(Interface dataset entries)
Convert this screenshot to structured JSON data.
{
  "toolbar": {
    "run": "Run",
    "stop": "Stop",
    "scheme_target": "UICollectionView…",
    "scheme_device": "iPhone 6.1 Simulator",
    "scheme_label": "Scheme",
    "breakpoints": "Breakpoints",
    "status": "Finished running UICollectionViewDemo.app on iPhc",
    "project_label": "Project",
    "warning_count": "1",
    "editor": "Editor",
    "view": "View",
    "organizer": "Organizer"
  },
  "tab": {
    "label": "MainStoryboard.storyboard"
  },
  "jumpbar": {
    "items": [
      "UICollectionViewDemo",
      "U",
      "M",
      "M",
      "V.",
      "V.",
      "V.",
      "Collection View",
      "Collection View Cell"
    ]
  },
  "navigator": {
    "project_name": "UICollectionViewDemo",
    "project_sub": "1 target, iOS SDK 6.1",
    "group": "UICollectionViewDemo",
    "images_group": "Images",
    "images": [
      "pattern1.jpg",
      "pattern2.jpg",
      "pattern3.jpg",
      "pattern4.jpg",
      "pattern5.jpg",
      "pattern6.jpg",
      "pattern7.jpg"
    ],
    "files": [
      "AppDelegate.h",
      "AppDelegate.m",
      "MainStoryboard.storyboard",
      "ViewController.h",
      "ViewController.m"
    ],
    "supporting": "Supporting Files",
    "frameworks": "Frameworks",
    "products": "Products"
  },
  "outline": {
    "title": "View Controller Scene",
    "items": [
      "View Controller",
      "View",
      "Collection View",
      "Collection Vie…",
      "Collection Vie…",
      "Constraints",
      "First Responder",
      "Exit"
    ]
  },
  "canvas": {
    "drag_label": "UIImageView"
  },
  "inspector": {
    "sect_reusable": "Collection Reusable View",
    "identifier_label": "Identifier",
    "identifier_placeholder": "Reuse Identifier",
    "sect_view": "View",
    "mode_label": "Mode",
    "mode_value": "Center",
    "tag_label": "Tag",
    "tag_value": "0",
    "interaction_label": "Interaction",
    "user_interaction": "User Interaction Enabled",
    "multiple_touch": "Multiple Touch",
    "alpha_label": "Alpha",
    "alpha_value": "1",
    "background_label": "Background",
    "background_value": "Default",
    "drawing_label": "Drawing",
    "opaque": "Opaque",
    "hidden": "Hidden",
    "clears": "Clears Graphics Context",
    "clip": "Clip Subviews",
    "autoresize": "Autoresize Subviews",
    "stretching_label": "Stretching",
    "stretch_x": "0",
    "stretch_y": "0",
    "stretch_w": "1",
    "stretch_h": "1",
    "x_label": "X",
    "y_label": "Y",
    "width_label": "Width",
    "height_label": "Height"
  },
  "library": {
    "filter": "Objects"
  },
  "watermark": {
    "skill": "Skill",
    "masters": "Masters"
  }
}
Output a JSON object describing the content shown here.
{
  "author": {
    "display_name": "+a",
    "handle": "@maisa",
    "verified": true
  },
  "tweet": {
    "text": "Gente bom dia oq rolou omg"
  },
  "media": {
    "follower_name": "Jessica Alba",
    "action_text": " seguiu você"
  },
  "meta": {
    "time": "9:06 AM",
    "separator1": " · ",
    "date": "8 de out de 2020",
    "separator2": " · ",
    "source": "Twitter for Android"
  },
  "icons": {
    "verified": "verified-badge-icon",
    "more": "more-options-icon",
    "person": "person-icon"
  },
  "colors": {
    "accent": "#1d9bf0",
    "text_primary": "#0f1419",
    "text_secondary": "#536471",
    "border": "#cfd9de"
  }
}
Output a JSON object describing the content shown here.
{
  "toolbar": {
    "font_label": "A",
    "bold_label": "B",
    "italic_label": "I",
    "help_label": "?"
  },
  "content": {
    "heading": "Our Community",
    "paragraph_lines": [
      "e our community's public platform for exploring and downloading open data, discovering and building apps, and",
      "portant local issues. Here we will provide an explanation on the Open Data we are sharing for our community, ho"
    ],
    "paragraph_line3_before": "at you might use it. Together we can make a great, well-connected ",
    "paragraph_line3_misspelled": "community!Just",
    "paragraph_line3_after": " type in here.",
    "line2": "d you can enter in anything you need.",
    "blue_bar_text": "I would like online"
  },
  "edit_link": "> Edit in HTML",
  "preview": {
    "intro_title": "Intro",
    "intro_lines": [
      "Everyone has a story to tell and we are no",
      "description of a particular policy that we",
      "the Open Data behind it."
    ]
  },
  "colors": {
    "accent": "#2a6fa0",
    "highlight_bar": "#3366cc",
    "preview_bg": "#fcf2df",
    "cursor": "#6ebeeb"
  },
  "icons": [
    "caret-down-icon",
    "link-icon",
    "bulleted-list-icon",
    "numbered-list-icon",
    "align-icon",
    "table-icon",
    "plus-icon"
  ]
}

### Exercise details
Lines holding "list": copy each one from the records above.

### Exercise output
    "bulleted-list-icon",
    "numbered-list-icon",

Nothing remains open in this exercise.